Data extract: Begin
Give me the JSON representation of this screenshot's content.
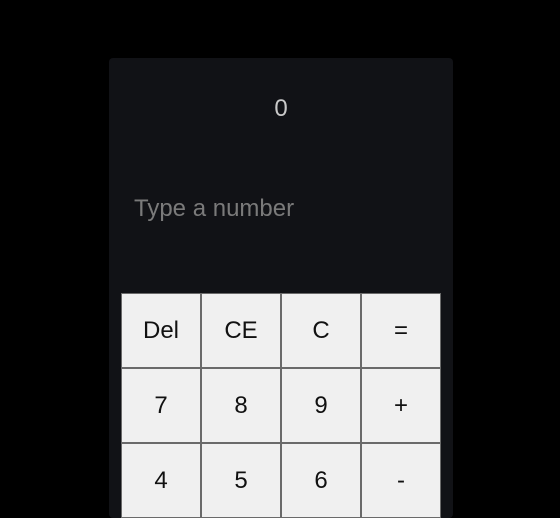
{
  "display": {
    "value": "0"
  },
  "input": {
    "placeholder": "Type a number",
    "value": ""
  },
  "keypad": {
    "keys": [
      {
        "label": "Del"
      },
      {
        "label": "CE"
      },
      {
        "label": "C"
      },
      {
        "label": "="
      },
      {
        "label": "7"
      },
      {
        "label": "8"
      },
      {
        "label": "9"
      },
      {
        "label": "+"
      },
      {
        "label": "4"
      },
      {
        "label": "5"
      },
      {
        "label": "6"
      },
      {
        "label": "-"
      }
    ]
  },
  "colors": {
    "page_background": "#000000",
    "panel_background": "#111216",
    "key_background": "#f0f0f0",
    "display_text": "#c9c9c9",
    "placeholder_text": "#7a7a7a"
  }
}
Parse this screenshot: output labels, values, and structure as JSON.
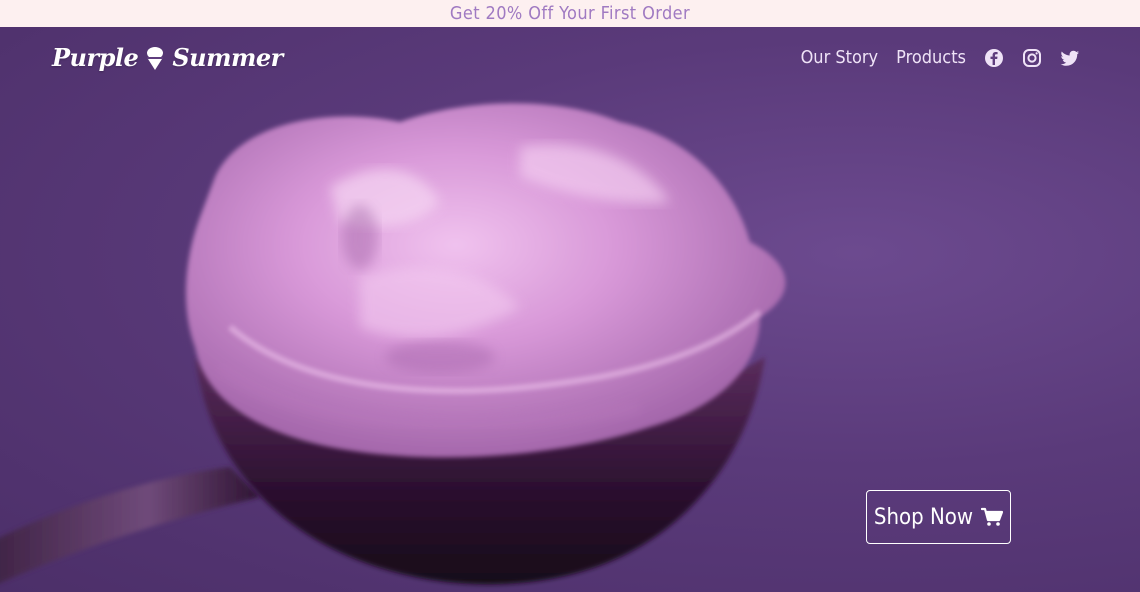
{
  "promo": {
    "text": "Get 20% Off Your First Order"
  },
  "header": {
    "logo_text_left": "Purple",
    "logo_text_right": "Summer",
    "logo_icon": "ice-cream-cone-icon",
    "nav": [
      {
        "label": "Our Story"
      },
      {
        "label": "Products"
      }
    ],
    "social_icons": [
      "facebook-icon",
      "instagram-icon",
      "twitter-icon"
    ]
  },
  "hero": {
    "image": "ice-cream-scoop-photo",
    "cta_label": "Shop Now",
    "cta_icon": "cart-icon"
  },
  "colors": {
    "promo_bg": "#fdf0f0",
    "promo_text": "#a07ac2",
    "hero_bg": "#5f3d7e",
    "ice_cream": "#d89ad9"
  }
}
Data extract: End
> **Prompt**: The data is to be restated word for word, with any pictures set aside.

> **Exercise solution**:
Give me the JSON representation of this screenshot's content.
{
  "display": {
    "value": "0"
  },
  "input": {
    "placeholder": "Type a number",
    "value": ""
  },
  "keypad": {
    "keys": [
      {
        "label": "Del"
      },
      {
        "label": "CE"
      },
      {
        "label": "C"
      },
      {
        "label": "="
      },
      {
        "label": "7"
      },
      {
        "label": "8"
      },
      {
        "label": "9"
      },
      {
        "label": "+"
      },
      {
        "label": "4"
      },
      {
        "label": "5"
      },
      {
        "label": "6"
      },
      {
        "label": "-"
      }
    ]
  },
  "colors": {
    "page_background": "#000000",
    "panel_background": "#111216",
    "key_background": "#f0f0f0",
    "display_text": "#c9c9c9",
    "placeholder_text": "#7a7a7a"
  }
}
Parse this screenshot: output labels, values, and structure as JSON.
{
  "promo": {
    "text": "Get 20% Off Your First Order"
  },
  "header": {
    "logo_text_left": "Purple",
    "logo_text_right": "Summer",
    "logo_icon": "ice-cream-cone-icon",
    "nav": [
      {
        "label": "Our Story"
      },
      {
        "label": "Products"
      }
    ],
    "social_icons": [
      "facebook-icon",
      "instagram-icon",
      "twitter-icon"
    ]
  },
  "hero": {
    "image": "ice-cream-scoop-photo",
    "cta_label": "Shop Now",
    "cta_icon": "cart-icon"
  },
  "colors": {
    "promo_bg": "#fdf0f0",
    "promo_text": "#a07ac2",
    "hero_bg": "#5f3d7e",
    "ice_cream": "#d89ad9"
  }
}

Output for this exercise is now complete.